» ASSIGNMENT
All lines below containing the string "code" are to be copied.

» DATASET
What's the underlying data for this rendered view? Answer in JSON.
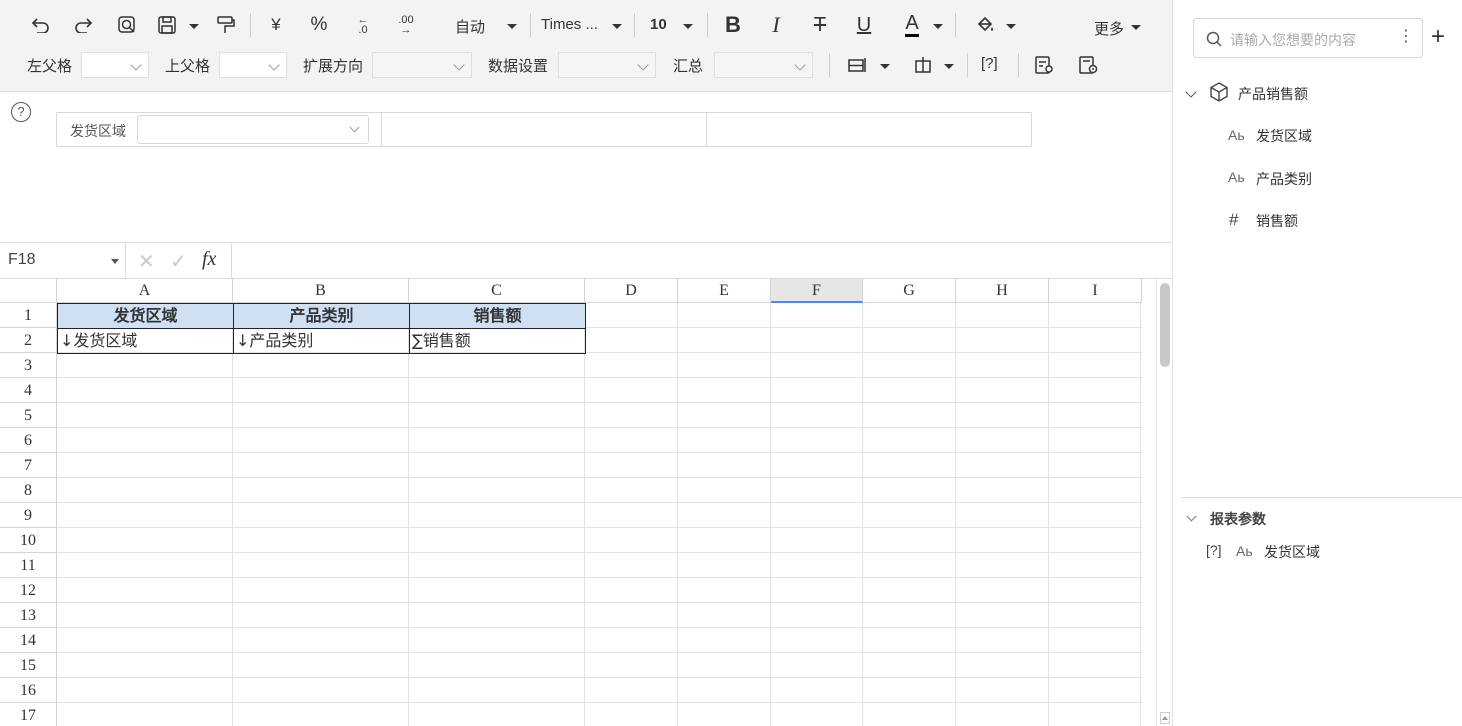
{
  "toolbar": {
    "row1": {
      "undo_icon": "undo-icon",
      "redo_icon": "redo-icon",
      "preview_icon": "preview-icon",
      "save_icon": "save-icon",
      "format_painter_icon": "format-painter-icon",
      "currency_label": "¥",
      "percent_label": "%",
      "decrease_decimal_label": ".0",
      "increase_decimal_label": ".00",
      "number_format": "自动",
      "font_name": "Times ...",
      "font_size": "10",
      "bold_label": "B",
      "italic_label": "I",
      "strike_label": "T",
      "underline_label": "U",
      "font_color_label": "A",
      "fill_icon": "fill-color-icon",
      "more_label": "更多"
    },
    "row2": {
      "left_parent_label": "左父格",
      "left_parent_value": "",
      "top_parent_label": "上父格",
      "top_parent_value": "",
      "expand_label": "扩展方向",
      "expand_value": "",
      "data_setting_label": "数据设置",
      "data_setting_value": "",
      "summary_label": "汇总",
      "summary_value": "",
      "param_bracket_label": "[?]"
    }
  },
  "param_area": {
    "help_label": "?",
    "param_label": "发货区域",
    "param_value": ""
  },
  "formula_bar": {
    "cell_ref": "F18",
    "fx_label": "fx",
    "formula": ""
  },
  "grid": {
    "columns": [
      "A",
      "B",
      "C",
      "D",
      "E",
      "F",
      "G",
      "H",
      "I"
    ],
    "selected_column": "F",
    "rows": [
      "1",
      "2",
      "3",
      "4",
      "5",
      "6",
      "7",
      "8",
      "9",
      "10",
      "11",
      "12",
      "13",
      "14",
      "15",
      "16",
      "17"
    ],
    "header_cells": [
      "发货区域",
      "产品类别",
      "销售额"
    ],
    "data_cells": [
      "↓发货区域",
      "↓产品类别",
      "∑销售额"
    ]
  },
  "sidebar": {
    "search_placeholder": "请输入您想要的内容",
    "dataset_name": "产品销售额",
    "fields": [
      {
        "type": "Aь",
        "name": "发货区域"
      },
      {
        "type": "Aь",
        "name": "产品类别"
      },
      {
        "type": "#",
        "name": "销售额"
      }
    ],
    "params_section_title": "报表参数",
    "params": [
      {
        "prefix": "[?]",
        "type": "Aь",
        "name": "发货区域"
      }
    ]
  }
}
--
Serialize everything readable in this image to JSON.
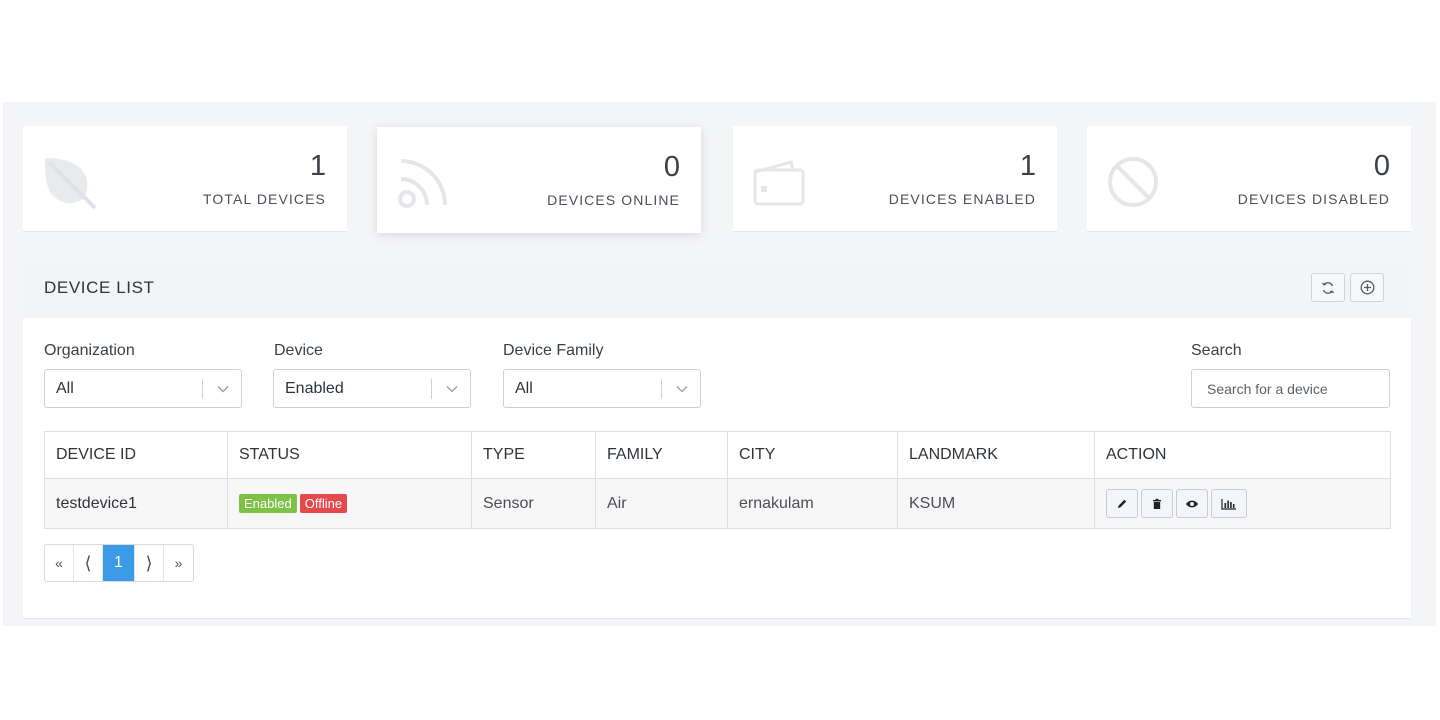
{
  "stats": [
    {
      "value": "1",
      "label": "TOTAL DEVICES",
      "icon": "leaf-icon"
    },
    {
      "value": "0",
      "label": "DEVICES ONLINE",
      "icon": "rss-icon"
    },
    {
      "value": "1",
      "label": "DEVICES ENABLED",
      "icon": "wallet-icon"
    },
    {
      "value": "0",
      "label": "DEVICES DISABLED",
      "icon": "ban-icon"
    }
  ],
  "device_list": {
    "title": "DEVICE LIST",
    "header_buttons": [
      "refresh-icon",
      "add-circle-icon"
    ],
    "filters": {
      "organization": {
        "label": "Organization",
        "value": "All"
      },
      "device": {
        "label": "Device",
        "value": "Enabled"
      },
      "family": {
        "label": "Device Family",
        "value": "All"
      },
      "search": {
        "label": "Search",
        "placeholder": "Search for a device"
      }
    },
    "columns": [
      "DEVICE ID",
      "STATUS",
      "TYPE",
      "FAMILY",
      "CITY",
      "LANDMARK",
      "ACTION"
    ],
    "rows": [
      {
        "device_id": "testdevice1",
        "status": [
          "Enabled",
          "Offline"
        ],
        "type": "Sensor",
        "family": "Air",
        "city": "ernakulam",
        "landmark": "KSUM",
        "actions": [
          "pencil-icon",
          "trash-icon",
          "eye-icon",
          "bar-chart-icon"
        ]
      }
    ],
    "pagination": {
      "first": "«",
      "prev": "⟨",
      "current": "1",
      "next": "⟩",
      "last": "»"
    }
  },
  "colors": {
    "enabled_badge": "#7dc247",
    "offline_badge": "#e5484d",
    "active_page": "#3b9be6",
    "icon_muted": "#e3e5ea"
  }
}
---
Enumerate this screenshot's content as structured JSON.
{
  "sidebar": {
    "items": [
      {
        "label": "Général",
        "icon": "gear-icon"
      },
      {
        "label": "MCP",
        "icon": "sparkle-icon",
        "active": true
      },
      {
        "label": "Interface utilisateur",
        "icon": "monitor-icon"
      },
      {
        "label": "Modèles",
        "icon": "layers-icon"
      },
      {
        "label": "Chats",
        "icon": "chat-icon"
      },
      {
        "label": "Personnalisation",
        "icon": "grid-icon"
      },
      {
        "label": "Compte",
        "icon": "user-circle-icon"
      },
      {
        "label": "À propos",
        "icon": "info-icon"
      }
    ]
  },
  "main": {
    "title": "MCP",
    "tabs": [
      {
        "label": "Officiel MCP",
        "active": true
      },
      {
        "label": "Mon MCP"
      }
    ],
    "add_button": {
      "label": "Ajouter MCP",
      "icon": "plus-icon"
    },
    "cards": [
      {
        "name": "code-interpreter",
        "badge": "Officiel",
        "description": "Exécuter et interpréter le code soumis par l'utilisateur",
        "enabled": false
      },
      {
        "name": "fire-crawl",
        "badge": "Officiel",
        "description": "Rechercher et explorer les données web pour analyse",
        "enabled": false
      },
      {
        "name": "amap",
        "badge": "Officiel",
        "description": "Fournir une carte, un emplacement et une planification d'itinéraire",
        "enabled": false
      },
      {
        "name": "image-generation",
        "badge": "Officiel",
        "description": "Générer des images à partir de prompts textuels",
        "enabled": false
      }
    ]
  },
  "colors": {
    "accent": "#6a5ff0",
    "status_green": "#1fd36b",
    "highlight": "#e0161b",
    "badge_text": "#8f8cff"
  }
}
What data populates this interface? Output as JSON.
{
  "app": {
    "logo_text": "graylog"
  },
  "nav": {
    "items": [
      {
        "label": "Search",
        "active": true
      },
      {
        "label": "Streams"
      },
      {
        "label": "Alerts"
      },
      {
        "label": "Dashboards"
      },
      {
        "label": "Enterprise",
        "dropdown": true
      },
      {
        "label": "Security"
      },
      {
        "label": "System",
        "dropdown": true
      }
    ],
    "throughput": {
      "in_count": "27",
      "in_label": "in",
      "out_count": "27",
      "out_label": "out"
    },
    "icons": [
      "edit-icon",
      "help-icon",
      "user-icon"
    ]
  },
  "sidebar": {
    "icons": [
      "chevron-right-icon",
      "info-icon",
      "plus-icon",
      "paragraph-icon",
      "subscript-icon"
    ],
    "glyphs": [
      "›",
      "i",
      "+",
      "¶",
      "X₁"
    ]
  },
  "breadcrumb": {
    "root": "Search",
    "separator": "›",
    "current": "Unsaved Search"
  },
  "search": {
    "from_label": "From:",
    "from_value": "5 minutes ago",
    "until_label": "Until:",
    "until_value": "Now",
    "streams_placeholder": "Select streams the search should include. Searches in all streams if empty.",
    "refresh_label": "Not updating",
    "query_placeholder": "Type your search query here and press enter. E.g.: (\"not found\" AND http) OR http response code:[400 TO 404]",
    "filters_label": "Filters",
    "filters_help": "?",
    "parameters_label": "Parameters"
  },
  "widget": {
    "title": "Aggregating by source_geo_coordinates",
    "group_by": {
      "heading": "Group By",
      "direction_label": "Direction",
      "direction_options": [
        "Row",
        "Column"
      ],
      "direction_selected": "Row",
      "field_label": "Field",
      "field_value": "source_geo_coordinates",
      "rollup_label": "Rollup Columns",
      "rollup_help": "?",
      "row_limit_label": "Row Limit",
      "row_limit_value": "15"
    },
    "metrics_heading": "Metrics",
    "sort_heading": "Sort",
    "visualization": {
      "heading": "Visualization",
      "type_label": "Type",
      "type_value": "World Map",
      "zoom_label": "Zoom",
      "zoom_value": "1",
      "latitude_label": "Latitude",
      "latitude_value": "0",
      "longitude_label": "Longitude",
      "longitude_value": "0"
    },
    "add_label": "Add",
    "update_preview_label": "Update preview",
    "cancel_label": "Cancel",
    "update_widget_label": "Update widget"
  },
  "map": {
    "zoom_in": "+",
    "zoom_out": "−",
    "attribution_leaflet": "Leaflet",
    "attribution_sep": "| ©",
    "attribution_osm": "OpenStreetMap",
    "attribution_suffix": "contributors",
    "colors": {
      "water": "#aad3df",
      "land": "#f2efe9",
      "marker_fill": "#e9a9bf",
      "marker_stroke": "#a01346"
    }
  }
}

» ANSWER BOX
        "name": "code-interpreter",
        "description": "Exécuter et interpréter le code soumis par l'utilisateur",
    "query_placeholder": "Type your search query here and press enter. E.g.: (\"not found\" AND http) OR http response code:[400 TO 404]",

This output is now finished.